An immigrant tale that combines elements of Jewish and Arab folk mythology, The Golem and the Jinni tells the story of two supernatural creatures who arrive separately in New York in 1899. One is a golem, created out of clay to be her master’s wife—but he dies at sea, leaving her disoriented and overwhelmed as their ship arrives in New York Harbor. The other is a jinni, a being of fire, trapped for a thousand years in a copper flask before a tinsmith in Manhattan’s Little Syria releases him.
Each unknown to the other, the Golem and the Jinni explore the strange and altogether human city. Chava, as a kind old rabbi names her, is beset by the desires and wishes of others, which she can feel tugging at her. Ahmad, christened by the tinsmith who makes him his apprentice, is aggravated by human dullness. Both must work to create places for themselves in this new world, and develop tentative relationships with the people who surround them.
And then, one cold and windy night, their paths happen to meet.
What attracted me was the color of the cover and the title. I love reading about supernatural creatures but I'd never read a book like this before. I thought the characters were boring and it had nothing to do with the Jewish and Arab elements. It lacked dialogue.
I will be going over this book in October. It took me near a week to finish since most times I fell asleep while listening to it. I missed a few chapters. At first the story was captivating enough and I wanted to know what would happen to the Golem but as the story progressed it kinda got boring and sidetracked too much. I didn't care for the Jinni's past with Fadwa al-Hadid [missed a lot of it] I think because I felt nothing for the characters I didn't enjoy it as much as I wanted to . It's sad. I also didn't enjoy how it ends.

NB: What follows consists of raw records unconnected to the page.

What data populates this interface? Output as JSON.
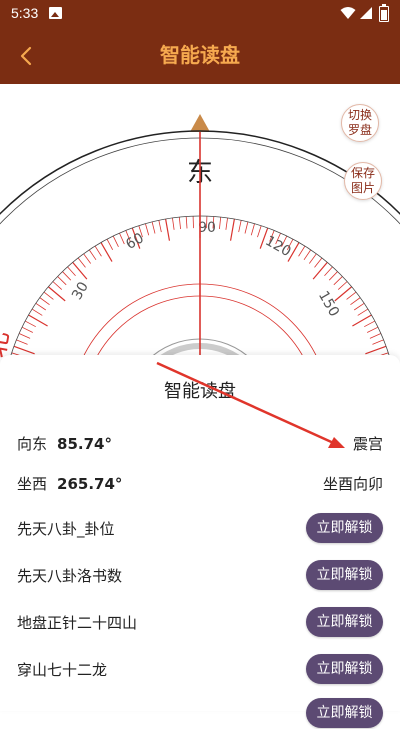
{
  "status": {
    "time": "5:33"
  },
  "appbar": {
    "title": "智能读盘"
  },
  "compass": {
    "direction_char": "东",
    "ticks": [
      "30",
      "60",
      "90",
      "120",
      "150"
    ],
    "partial_char": "北"
  },
  "side_buttons": [
    {
      "label": "切换罗盘"
    },
    {
      "label": "保存图片"
    }
  ],
  "sheet": {
    "title": "智能读盘",
    "facing": {
      "label": "向东",
      "degree": "85.74°",
      "value": "震宫"
    },
    "sitting": {
      "label": "坐西",
      "degree": "265.74°",
      "value": "坐酉向卯"
    },
    "items": [
      {
        "label": "先天八卦_卦位",
        "button": "立即解锁"
      },
      {
        "label": "先天八卦洛书数",
        "button": "立即解锁"
      },
      {
        "label": "地盘正针二十四山",
        "button": "立即解锁"
      },
      {
        "label": "穿山七十二龙",
        "button": "立即解锁"
      },
      {
        "label": "",
        "button": "立即解锁"
      }
    ]
  },
  "colors": {
    "brand": "#7b2d12",
    "title": "#f6a94f",
    "button": "#5c4a73",
    "red": "#d9332e"
  }
}
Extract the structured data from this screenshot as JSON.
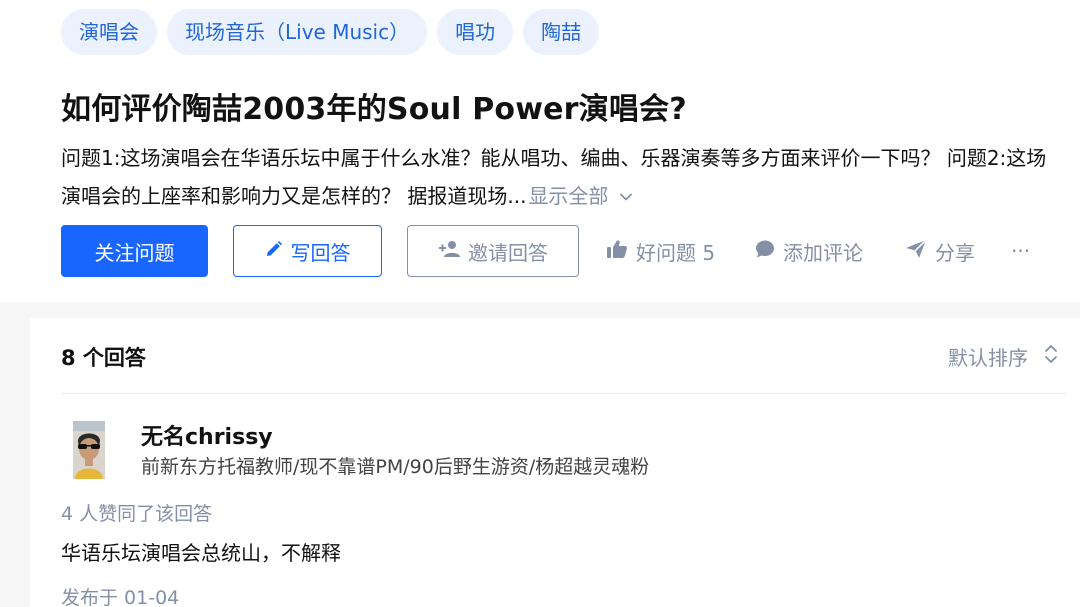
{
  "topics": [
    "演唱会",
    "现场音乐（Live Music）",
    "唱功",
    "陶喆"
  ],
  "question": {
    "title": "如何评价陶喆2003年的Soul Power演唱会?",
    "detail": "问题1:这场演唱会在华语乐坛中属于什么水准？能从唱功、编曲、乐器演奏等多方面来评价一下吗？ 问题2:这场演唱会的上座率和影响力又是怎样的？ 据报道现场...",
    "show_all": "显示全部"
  },
  "actions": {
    "follow": "关注问题",
    "write": "写回答",
    "invite": "邀请回答",
    "good_question": "好问题 5",
    "comment": "添加评论",
    "share": "分享",
    "more": "···"
  },
  "answers": {
    "count_label": "8 个回答",
    "sort_label": "默认排序",
    "items": [
      {
        "author": "无名chrissy",
        "bio": "前新东方托福教师/现不靠谱PM/90后野生游资/杨超越灵魂粉",
        "votes": "4 人赞同了该回答",
        "content": "华语乐坛演唱会总统山，不解释",
        "published": "发布于 01-04"
      }
    ]
  },
  "colors": {
    "brand_blue": "#1966ff",
    "tag_bg": "#ebf2fe",
    "tag_text": "#1f66d6",
    "muted": "#8590a6"
  }
}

Religion is a touchy subject area and unless you have a good understanding it's hard to please everyone. I don't know about what muslims believe a Jinn to be but I was under the impression that Jinns were evil. In this story I'm not so sure what to think about the Jinni. He didn't appear to be all that 'evil' to me even though the author infers him to be hot, dark, and fallen. He was selfish though, but Boutros Arbeely was just irritating. Nobody's perfect not even the Golem. I would've liked to see the Jinni show us what he was made of rather then blurring the lines of good and evil. Yehudah Schaalman, who created the Golem is the one who payed the price for being the ultimate evil one. I suppose for who he was, he deserved it. coward.